Ben Brown's father believes the 18-year-old's family have been denied justice over his death in Whangarei Hospital from meningococcal meningitis.
Darren Brown noted two inquiries for the Northland District Health Board had found bad decisions were made during his son's two spells in the hospital in August last year.
The doctors concerned had got off without any external disciplinary proceedings, he said.
"It's unbelievable the HDC [Health and Disability Commissioner's office] don't take them to task.

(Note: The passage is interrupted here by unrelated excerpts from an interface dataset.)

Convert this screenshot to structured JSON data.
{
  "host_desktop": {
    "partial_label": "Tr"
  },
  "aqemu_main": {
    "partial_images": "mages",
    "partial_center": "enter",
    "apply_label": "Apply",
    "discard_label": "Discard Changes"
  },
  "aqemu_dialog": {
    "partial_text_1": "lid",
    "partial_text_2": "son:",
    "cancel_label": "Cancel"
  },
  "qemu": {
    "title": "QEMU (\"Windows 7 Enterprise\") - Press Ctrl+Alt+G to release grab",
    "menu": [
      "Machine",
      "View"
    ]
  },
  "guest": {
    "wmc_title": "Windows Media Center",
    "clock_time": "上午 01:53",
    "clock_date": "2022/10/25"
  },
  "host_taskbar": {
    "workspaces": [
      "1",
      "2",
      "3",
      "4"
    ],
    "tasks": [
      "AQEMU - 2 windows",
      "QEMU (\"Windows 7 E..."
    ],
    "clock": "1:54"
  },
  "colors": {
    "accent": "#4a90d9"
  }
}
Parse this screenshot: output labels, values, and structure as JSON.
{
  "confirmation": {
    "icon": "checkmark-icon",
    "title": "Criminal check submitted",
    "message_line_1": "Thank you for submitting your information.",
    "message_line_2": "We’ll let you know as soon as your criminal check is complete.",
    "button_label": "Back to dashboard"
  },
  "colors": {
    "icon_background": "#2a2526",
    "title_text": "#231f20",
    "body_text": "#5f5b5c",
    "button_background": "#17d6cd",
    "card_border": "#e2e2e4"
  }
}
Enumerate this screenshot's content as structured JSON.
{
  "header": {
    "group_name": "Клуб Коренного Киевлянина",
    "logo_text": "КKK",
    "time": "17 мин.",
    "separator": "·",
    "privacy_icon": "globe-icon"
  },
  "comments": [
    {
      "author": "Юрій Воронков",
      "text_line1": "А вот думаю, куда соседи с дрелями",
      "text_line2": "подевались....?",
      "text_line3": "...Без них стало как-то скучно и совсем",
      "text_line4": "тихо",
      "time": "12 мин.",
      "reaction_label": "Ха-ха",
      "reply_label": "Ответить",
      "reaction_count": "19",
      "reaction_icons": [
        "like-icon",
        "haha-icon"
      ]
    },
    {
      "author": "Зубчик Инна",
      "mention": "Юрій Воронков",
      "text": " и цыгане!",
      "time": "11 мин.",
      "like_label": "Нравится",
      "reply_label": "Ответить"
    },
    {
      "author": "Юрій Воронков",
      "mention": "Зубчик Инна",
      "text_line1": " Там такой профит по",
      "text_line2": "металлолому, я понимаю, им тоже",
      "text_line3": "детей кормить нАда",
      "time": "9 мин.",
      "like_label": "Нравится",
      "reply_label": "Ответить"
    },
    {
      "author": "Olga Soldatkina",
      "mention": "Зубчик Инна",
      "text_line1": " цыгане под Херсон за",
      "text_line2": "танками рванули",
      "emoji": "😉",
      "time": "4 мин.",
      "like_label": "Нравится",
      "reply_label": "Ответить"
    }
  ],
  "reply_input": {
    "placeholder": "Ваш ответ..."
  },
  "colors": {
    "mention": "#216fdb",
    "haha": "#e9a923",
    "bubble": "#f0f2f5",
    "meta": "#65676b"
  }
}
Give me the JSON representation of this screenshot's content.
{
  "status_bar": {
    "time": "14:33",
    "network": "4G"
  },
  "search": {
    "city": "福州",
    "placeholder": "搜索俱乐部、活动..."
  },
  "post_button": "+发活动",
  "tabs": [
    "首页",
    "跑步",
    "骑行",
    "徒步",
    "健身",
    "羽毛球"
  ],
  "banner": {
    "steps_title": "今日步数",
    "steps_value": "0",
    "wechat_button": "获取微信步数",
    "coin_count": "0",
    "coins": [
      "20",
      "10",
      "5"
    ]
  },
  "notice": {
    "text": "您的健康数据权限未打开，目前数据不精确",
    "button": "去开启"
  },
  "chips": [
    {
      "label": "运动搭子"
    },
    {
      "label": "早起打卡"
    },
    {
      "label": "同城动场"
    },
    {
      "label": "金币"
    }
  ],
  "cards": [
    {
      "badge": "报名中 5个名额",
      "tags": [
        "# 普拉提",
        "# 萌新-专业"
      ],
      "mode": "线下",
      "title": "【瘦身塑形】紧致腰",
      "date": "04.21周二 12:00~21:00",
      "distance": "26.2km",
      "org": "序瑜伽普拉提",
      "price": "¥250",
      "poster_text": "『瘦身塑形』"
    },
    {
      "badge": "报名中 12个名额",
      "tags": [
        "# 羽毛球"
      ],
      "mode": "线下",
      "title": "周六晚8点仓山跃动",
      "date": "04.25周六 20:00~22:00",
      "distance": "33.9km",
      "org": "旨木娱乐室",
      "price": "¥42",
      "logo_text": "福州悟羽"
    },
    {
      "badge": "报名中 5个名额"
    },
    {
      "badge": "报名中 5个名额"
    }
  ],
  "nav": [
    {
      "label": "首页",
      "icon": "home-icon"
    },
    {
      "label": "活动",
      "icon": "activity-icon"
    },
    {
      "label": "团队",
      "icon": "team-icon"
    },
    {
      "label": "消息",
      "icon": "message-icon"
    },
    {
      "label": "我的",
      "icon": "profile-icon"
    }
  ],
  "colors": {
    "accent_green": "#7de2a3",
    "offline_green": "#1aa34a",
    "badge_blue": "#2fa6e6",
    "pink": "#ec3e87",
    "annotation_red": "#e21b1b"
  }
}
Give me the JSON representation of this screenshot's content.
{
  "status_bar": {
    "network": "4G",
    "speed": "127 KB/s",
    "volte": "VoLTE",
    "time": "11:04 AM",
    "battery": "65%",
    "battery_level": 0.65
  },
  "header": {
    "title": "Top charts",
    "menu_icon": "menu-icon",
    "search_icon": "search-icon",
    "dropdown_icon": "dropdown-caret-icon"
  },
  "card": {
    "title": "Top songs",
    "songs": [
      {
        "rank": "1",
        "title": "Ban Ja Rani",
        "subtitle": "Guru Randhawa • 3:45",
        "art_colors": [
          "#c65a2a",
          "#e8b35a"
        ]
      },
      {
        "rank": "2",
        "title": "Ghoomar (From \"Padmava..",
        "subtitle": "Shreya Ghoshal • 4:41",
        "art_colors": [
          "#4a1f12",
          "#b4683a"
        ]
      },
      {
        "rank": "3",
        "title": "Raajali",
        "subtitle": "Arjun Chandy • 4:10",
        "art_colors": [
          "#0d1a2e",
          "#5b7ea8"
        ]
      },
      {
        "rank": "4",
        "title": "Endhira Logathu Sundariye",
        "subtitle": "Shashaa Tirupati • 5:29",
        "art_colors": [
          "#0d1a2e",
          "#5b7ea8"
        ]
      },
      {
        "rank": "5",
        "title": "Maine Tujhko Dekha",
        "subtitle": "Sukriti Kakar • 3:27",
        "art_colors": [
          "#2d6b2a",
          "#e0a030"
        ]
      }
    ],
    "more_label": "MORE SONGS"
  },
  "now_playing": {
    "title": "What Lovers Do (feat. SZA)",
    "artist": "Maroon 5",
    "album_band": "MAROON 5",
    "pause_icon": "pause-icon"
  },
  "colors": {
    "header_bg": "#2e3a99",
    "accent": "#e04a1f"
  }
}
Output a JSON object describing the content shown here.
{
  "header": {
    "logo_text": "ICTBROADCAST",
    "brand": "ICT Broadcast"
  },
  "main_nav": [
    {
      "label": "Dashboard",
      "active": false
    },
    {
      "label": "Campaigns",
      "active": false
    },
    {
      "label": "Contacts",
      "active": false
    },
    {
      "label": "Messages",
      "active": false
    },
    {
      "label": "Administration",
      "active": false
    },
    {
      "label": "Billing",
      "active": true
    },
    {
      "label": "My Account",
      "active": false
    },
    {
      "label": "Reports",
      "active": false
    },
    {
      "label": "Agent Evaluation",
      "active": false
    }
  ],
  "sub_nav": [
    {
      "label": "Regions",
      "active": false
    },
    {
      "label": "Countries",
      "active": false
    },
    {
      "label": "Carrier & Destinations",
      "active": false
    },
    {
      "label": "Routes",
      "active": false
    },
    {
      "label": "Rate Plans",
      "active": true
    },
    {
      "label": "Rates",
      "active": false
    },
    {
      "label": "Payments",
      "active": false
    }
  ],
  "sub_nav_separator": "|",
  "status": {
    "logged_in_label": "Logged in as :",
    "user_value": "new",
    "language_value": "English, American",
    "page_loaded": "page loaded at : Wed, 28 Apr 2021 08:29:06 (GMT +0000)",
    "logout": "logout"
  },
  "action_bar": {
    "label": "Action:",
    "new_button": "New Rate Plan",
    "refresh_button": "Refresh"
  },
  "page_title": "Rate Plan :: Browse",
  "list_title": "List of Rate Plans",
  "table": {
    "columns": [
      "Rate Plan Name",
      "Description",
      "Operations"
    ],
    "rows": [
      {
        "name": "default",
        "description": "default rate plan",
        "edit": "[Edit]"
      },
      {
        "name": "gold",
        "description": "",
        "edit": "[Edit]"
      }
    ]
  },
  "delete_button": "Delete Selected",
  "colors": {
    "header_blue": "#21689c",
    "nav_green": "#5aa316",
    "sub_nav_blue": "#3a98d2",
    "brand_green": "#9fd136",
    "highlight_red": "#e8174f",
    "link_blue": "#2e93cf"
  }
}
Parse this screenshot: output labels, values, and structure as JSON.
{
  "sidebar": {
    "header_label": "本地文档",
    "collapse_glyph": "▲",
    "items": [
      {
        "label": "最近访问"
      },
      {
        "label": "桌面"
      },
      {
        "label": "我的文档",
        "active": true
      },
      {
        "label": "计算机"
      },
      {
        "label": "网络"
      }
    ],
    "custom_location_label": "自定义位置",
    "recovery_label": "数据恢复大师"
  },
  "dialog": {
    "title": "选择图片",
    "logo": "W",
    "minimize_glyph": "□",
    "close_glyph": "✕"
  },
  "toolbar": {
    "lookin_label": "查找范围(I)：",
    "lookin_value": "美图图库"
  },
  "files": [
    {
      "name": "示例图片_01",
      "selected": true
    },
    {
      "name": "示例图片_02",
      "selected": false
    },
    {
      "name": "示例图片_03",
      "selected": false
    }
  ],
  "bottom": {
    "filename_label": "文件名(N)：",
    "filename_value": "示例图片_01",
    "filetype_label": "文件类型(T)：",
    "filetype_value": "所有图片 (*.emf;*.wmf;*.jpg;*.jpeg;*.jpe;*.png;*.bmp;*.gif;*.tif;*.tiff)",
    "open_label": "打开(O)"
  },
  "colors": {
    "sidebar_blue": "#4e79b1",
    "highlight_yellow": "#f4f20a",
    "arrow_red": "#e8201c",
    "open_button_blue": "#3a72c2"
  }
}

The way the HDC have dealt with the hospital is all pretty soft really."
Commissioner Anthony Hill said in a letter to Darren Brown that he had decided not to formally investigate the case because the DHB had had it independently assessed, had accepted responsibility, apologised to the family, and adopted recommended corrective actions.
"It also intends to invite these advisers back to reassure the DHB, and you, that the actions it has taken are completed and will be effective in helping to prevent a recurrence," Mr Hill wrote.
Ben, a plumbing apprentice, was previously fit and healthy. He fell suddenly sick on a Wednesday evening after work. He had a painful neck, was noted by his girlfriend to be "sitting in a daze", was off his food and began to shiver uncontrollably.
He was taken to an accident and medical clinic, which sent Ben home with a meningitis leaflet and script for oral antibiotics for tonsillitis, and paracetamol. He deteriorated and went by ambulance to hospital, where he spent several hours before improving and being discharged. The oral antibiotics, although not sufficient to destroy the meningococcal bacteria, probably helped him feel better - and masked the real cause of his illness.
On the Thursday afternoon Ben suddenly worsened, was taken to a GP clinic, then hospital, now critically ill. He was given intravenous antibiotics, a CT scan, lumbar puncture test and was admitted to the intensive care unit (ICU).
Ben deteriorated. He died on the Saturday afternoon.
One of the independent reviewers, Dr Tim Parke, said that if Ben had had a lumbar puncture on his first hospital presentation, his chance of survival would probably have exceeded 90 per cent, although he had some misleading symptoms which made subsequently judging the decision not to do a lumbar puncture "very arbitrary".
Even at his second presentation, Ben had "a reasonable chance of survival".
Dr Parke noted a "major communication lapse" in an emergency doctor not giving written instructions to Ben's family, when he was discharged, to return there if problems developed.
The other reviewer, Dr Colin McArthur, also highlighted communication failures, including the written CT scan report findings suggestive of brain swelling and elevated intra-cranial pressure being overlooked for 36 hours.
The DHB said it had implemented virtually all of the reviewers' recommendations, including increasing the number of emergency department staff. But it has managed to recruit only one of the recommended preference for two intensive care specialists for the ICU, which is headed by a specialist who, although highly experienced in intensive care, is not vocationally registered as an intensivist.
Five years of hospital death rates have been made public for the first time - in the Herald. We compare health boards, investigate where lives are being lost and the battle to save them.
* Yesterday - District health boards compared, is death rate linked to healthcare quality, and how a simple check-list helps surgeons avoid mistakes.
* Today - Waitemata DHB boosts heart-care capacity. A bereaved father questions medical justice.
* Tomorrow - Waikato DHB strives to understand its high death rate, medication safety, and a doctor's apology.
* Thursday - Palliative care helps Auckland DHB's good performance. A widow fights for changes.
* Friday - Obesity skews the statistics in South Auckland. Lives saved by reduction of blood infections.Darren Brown says it's unbelievable the HDC's office didn't take Whangarei